- **Exercise details**: All of the data that follows should be given again exactly, without its images.

◆ ◆ ◆ ◆ ◆

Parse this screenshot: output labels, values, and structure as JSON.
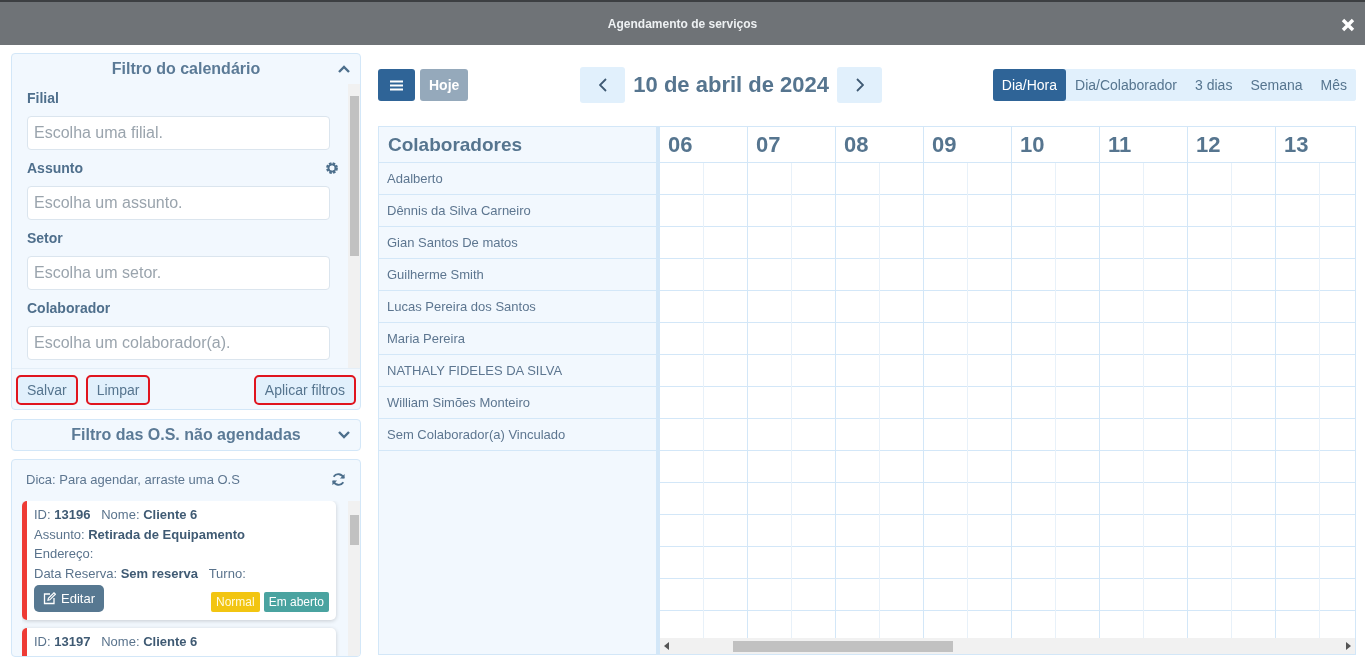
{
  "window": {
    "title": "Agendamento de serviços"
  },
  "calendar_filter": {
    "title": "Filtro do calendário",
    "expanded": true,
    "fields": [
      {
        "label": "Filial",
        "placeholder": "Escolha uma filial.",
        "settings": false
      },
      {
        "label": "Assunto",
        "placeholder": "Escolha um assunto.",
        "settings": true
      },
      {
        "label": "Setor",
        "placeholder": "Escolha um setor.",
        "settings": false
      },
      {
        "label": "Colaborador",
        "placeholder": "Escolha um colaborador(a).",
        "settings": false
      }
    ],
    "buttons": [
      {
        "label": "Salvar",
        "highlighted": true
      },
      {
        "label": "Limpar",
        "highlighted": true
      },
      {
        "label": "Aplicar filtros",
        "highlighted": true
      }
    ]
  },
  "os_filter": {
    "title": "Filtro das O.S. não agendadas",
    "expanded": false
  },
  "unscheduled": {
    "hint": "Dica: Para agendar, arraste uma O.S",
    "orders": [
      {
        "lines": [
          "ID: **13196**   Nome: **Cliente 6**",
          "Assunto: **Retirada de Equipamento**",
          "Endereço:",
          "Data Reserva: **Sem reserva**   Turno:"
        ],
        "edit_label": "Editar",
        "tags": [
          {
            "label": "Normal",
            "color": "#f2c511"
          },
          {
            "label": "Em aberto",
            "color": "#4aa3a0"
          }
        ]
      },
      {
        "lines": [
          "ID: **13197**   Nome: **Cliente 6**"
        ]
      }
    ]
  },
  "toolbar": {
    "today": "Hoje",
    "date": "10 de abril de 2024",
    "views": [
      {
        "label": "Dia/Hora",
        "selected": true
      },
      {
        "label": "Dia/Colaborador",
        "selected": false
      },
      {
        "label": "3 dias",
        "selected": false
      },
      {
        "label": "Semana",
        "selected": false
      },
      {
        "label": "Mês",
        "selected": false
      }
    ]
  },
  "schedule": {
    "resource_header": "Colaboradores",
    "hours": [
      "06",
      "07",
      "08",
      "09",
      "10",
      "11",
      "12",
      "13"
    ],
    "rows": [
      "Adalberto",
      "Dênnis da Silva Carneiro",
      "Gian Santos De matos",
      "Guilherme Smith",
      "Lucas Pereira dos Santos",
      "Maria Pereira",
      "NATHALY FIDELES DA SILVA",
      "William Simões Monteiro",
      "Sem Colaborador(a) Vinculado"
    ]
  }
}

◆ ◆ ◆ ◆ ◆

- **Answer section**:
Parse this screenshot: output labels, values, and structure as JSON.
{
  "window": {
    "title": "Agendamento de serviços"
  },
  "calendar_filter": {
    "title": "Filtro do calendário",
    "expanded": true,
    "fields": [
      {
        "label": "Filial",
        "placeholder": "Escolha uma filial.",
        "settings": false
      },
      {
        "label": "Assunto",
        "placeholder": "Escolha um assunto.",
        "settings": true
      },
      {
        "label": "Setor",
        "placeholder": "Escolha um setor.",
        "settings": false
      },
      {
        "label": "Colaborador",
        "placeholder": "Escolha um colaborador(a).",
        "settings": false
      }
    ],
    "buttons": [
      {
        "label": "Salvar",
        "highlighted": true
      },
      {
        "label": "Limpar",
        "highlighted": true
      },
      {
        "label": "Aplicar filtros",
        "highlighted": true
      }
    ]
  },
  "os_filter": {
    "title": "Filtro das O.S. não agendadas",
    "expanded": false
  },
  "unscheduled": {
    "hint": "Dica: Para agendar, arraste uma O.S",
    "orders": [
      {
        "lines": [
          "ID: **13196**   Nome: **Cliente 6**",
          "Assunto: **Retirada de Equipamento**",
          "Endereço:",
          "Data Reserva: **Sem reserva**   Turno:"
        ],
        "edit_label": "Editar",
        "tags": [
          {
            "label": "Normal",
            "color": "#f2c511"
          },
          {
            "label": "Em aberto",
            "color": "#4aa3a0"
          }
        ]
      },
      {
        "lines": [
          "ID: **13197**   Nome: **Cliente 6**"
        ]
      }
    ]
  },
  "toolbar": {
    "today": "Hoje",
    "date": "10 de abril de 2024",
    "views": [
      {
        "label": "Dia/Hora",
        "selected": true
      },
      {
        "label": "Dia/Colaborador",
        "selected": false
      },
      {
        "label": "3 dias",
        "selected": false
      },
      {
        "label": "Semana",
        "selected": false
      },
      {
        "label": "Mês",
        "selected": false
      }
    ]
  },
  "schedule": {
    "resource_header": "Colaboradores",
    "hours": [
      "06",
      "07",
      "08",
      "09",
      "10",
      "11",
      "12",
      "13"
    ],
    "rows": [
      "Adalberto",
      "Dênnis da Silva Carneiro",
      "Gian Santos De matos",
      "Guilherme Smith",
      "Lucas Pereira dos Santos",
      "Maria Pereira",
      "NATHALY FIDELES DA SILVA",
      "William Simões Monteiro",
      "Sem Colaborador(a) Vinculado"
    ]
  }
}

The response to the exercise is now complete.